## Records from a data source:
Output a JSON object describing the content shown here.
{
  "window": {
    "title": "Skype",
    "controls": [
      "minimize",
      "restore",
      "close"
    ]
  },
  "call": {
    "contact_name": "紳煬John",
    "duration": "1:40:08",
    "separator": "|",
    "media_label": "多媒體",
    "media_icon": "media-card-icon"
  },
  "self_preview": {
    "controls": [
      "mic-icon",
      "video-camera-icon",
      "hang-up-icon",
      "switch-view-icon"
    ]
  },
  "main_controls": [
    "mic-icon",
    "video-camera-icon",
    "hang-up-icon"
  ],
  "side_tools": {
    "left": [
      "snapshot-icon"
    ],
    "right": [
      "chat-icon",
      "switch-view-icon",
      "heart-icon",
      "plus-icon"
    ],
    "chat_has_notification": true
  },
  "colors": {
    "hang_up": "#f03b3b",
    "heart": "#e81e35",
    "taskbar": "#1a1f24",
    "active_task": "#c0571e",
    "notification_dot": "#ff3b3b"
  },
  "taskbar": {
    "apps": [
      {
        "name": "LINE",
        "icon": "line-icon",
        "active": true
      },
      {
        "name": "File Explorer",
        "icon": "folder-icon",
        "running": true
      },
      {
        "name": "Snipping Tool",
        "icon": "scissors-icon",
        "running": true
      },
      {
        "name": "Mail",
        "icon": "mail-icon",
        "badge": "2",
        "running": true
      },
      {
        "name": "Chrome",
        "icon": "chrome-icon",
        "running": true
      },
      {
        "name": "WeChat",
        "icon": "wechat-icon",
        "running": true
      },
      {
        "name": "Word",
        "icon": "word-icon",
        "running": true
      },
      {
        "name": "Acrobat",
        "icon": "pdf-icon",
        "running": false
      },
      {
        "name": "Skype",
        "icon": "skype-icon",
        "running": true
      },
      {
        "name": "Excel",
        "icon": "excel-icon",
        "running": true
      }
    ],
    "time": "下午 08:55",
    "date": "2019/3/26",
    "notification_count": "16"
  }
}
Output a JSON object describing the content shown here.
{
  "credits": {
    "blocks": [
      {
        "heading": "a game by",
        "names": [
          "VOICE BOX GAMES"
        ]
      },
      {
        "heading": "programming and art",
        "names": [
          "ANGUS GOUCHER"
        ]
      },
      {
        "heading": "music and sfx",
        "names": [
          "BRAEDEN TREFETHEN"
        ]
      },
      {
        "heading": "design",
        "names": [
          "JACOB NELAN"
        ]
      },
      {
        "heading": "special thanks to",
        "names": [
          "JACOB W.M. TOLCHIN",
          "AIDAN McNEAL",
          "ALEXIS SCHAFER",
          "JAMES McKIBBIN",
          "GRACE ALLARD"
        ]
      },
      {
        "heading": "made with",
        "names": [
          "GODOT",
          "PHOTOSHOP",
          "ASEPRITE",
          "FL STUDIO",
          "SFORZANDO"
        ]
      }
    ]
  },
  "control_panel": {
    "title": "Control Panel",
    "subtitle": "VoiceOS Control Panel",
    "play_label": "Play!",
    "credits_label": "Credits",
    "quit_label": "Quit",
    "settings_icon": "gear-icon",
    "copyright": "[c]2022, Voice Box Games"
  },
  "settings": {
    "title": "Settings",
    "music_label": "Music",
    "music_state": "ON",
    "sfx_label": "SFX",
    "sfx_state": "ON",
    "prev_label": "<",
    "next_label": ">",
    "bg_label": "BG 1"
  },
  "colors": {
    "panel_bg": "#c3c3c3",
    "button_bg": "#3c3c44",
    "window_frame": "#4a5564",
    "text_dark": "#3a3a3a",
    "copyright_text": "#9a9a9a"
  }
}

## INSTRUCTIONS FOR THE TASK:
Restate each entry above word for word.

## WRITTEN RESPONSE:
Output a JSON object describing the content shown here.
{
  "window": {
    "title": "Skype",
    "controls": [
      "minimize",
      "restore",
      "close"
    ]
  },
  "call": {
    "contact_name": "紳煬John",
    "duration": "1:40:08",
    "separator": "|",
    "media_label": "多媒體",
    "media_icon": "media-card-icon"
  },
  "self_preview": {
    "controls": [
      "mic-icon",
      "video-camera-icon",
      "hang-up-icon",
      "switch-view-icon"
    ]
  },
  "main_controls": [
    "mic-icon",
    "video-camera-icon",
    "hang-up-icon"
  ],
  "side_tools": {
    "left": [
      "snapshot-icon"
    ],
    "right": [
      "chat-icon",
      "switch-view-icon",
      "heart-icon",
      "plus-icon"
    ],
    "chat_has_notification": true
  },
  "colors": {
    "hang_up": "#f03b3b",
    "heart": "#e81e35",
    "taskbar": "#1a1f24",
    "active_task": "#c0571e",
    "notification_dot": "#ff3b3b"
  },
  "taskbar": {
    "apps": [
      {
        "name": "LINE",
        "icon": "line-icon",
        "active": true
      },
      {
        "name": "File Explorer",
        "icon": "folder-icon",
        "running": true
      },
      {
        "name": "Snipping Tool",
        "icon": "scissors-icon",
        "running": true
      },
      {
        "name": "Mail",
        "icon": "mail-icon",
        "badge": "2",
        "running": true
      },
      {
        "name": "Chrome",
        "icon": "chrome-icon",
        "running": true
      },
      {
        "name": "WeChat",
        "icon": "wechat-icon",
        "running": true
      },
      {
        "name": "Word",
        "icon": "word-icon",
        "running": true
      },
      {
        "name": "Acrobat",
        "icon": "pdf-icon",
        "running": false
      },
      {
        "name": "Skype",
        "icon": "skype-icon",
        "running": true
      },
      {
        "name": "Excel",
        "icon": "excel-icon",
        "running": true
      }
    ],
    "time": "下午 08:55",
    "date": "2019/3/26",
    "notification_count": "16"
  }
}
Output a JSON object describing the content shown here.
{
  "credits": {
    "blocks": [
      {
        "heading": "a game by",
        "names": [
          "VOICE BOX GAMES"
        ]
      },
      {
        "heading": "programming and art",
        "names": [
          "ANGUS GOUCHER"
        ]
      },
      {
        "heading": "music and sfx",
        "names": [
          "BRAEDEN TREFETHEN"
        ]
      },
      {
        "heading": "design",
        "names": [
          "JACOB NELAN"
        ]
      },
      {
        "heading": "special thanks to",
        "names": [
          "JACOB W.M. TOLCHIN",
          "AIDAN McNEAL",
          "ALEXIS SCHAFER",
          "JAMES McKIBBIN",
          "GRACE ALLARD"
        ]
      },
      {
        "heading": "made with",
        "names": [
          "GODOT",
          "PHOTOSHOP",
          "ASEPRITE",
          "FL STUDIO",
          "SFORZANDO"
        ]
      }
    ]
  },
  "control_panel": {
    "title": "Control Panel",
    "subtitle": "VoiceOS Control Panel",
    "play_label": "Play!",
    "credits_label": "Credits",
    "quit_label": "Quit",
    "settings_icon": "gear-icon",
    "copyright": "[c]2022, Voice Box Games"
  },
  "settings": {
    "title": "Settings",
    "music_label": "Music",
    "music_state": "ON",
    "sfx_label": "SFX",
    "sfx_state": "ON",
    "prev_label": "<",
    "next_label": ">",
    "bg_label": "BG 1"
  },
  "colors": {
    "panel_bg": "#c3c3c3",
    "button_bg": "#3c3c44",
    "window_frame": "#4a5564",
    "text_dark": "#3a3a3a",
    "copyright_text": "#9a9a9a"
  }
}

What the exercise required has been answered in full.